▶ _What to work on_: Reproduce every entry that follows word for word, but omit the images.

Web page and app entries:
——————
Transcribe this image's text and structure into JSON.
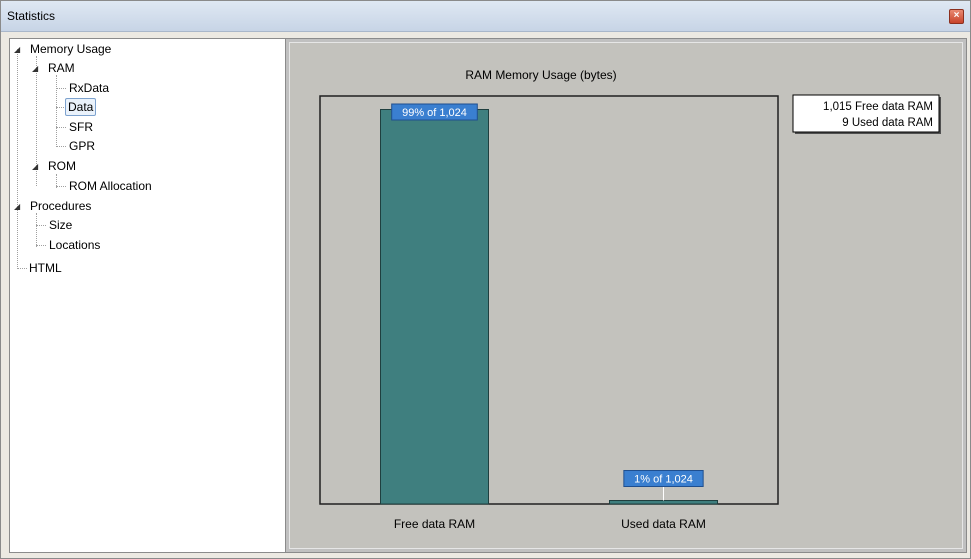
{
  "window": {
    "title": "Statistics"
  },
  "tree": {
    "memory_usage": "Memory Usage",
    "ram": "RAM",
    "rxdata": "RxData",
    "data": "Data",
    "sfr": "SFR",
    "gpr": "GPR",
    "rom": "ROM",
    "rom_allocation": "ROM Allocation",
    "procedures": "Procedures",
    "size": "Size",
    "locations": "Locations",
    "html": "HTML",
    "selected": "Data"
  },
  "chart_data": {
    "type": "bar",
    "title": "RAM Memory Usage (bytes)",
    "categories": [
      "Free data RAM",
      "Used data RAM"
    ],
    "values": [
      1015,
      9
    ],
    "total": 1024,
    "data_labels": [
      "99% of 1,024",
      "1% of 1,024"
    ],
    "legend": [
      "1,015 Free data RAM",
      "9 Used data RAM"
    ],
    "legend_position": "top-right",
    "grid": false,
    "ylim": [
      0,
      1024
    ],
    "bar_color": "#3f7f7f",
    "label_color": "#3a7fd0"
  }
}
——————
▶ _Exercise result_:
Transcribe this image's text and structure into JSON.
{
  "window": {
    "title": "Statistics"
  },
  "tree": {
    "memory_usage": "Memory Usage",
    "ram": "RAM",
    "rxdata": "RxData",
    "data": "Data",
    "sfr": "SFR",
    "gpr": "GPR",
    "rom": "ROM",
    "rom_allocation": "ROM Allocation",
    "procedures": "Procedures",
    "size": "Size",
    "locations": "Locations",
    "html": "HTML",
    "selected": "Data"
  },
  "chart_data": {
    "type": "bar",
    "title": "RAM Memory Usage (bytes)",
    "categories": [
      "Free data RAM",
      "Used data RAM"
    ],
    "values": [
      1015,
      9
    ],
    "total": 1024,
    "data_labels": [
      "99% of 1,024",
      "1% of 1,024"
    ],
    "legend": [
      "1,015 Free data RAM",
      "9 Used data RAM"
    ],
    "legend_position": "top-right",
    "grid": false,
    "ylim": [
      0,
      1024
    ],
    "bar_color": "#3f7f7f",
    "label_color": "#3a7fd0"
  }
}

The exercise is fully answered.